Check each line of the material below for "icon" and copy those where it appears.

******

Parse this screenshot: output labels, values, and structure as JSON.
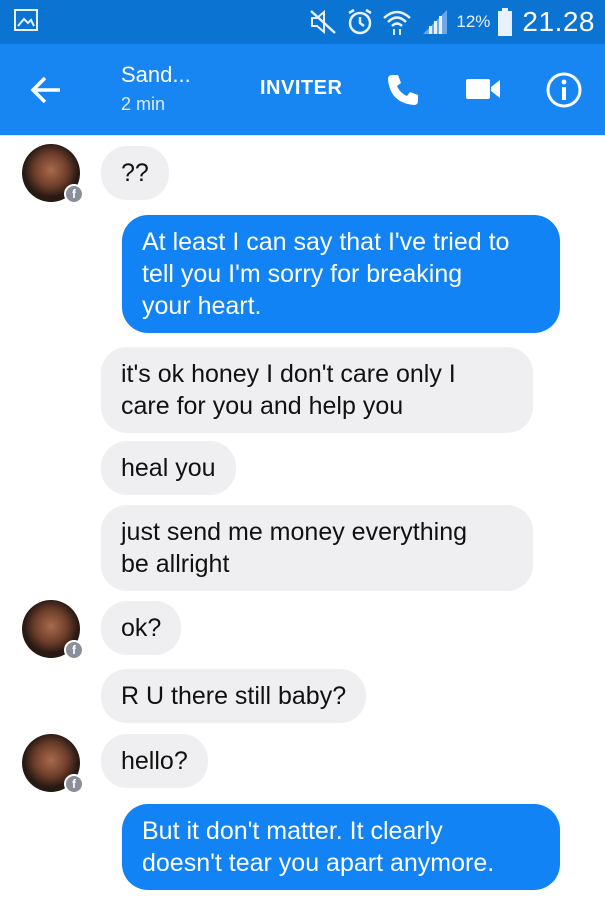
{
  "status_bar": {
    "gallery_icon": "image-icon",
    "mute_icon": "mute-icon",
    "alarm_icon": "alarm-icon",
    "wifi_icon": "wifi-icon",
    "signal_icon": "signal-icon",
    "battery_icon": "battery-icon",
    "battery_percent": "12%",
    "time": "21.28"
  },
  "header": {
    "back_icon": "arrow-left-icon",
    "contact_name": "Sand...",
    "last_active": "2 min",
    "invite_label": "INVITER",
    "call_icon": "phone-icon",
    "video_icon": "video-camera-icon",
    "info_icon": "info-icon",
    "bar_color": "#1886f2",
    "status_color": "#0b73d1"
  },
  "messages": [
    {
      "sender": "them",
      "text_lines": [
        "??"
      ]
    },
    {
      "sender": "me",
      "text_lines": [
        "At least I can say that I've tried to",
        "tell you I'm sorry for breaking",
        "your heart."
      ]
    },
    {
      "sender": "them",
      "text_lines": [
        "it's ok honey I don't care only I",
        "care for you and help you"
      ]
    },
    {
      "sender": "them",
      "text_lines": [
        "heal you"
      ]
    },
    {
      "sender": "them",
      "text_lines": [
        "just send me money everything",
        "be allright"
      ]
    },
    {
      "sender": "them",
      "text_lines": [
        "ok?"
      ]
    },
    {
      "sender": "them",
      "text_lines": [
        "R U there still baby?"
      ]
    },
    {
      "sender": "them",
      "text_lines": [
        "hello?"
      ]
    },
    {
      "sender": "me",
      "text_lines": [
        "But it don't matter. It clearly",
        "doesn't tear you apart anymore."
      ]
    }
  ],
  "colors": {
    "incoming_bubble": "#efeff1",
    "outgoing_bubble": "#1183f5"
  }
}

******

SOLUTION:
    "gallery_icon": "image-icon",
    "mute_icon": "mute-icon",
    "alarm_icon": "alarm-icon",
    "wifi_icon": "wifi-icon",
    "signal_icon": "signal-icon",
    "battery_icon": "battery-icon",
    "back_icon": "arrow-left-icon",
    "call_icon": "phone-icon",
    "video_icon": "video-camera-icon",
    "info_icon": "info-icon",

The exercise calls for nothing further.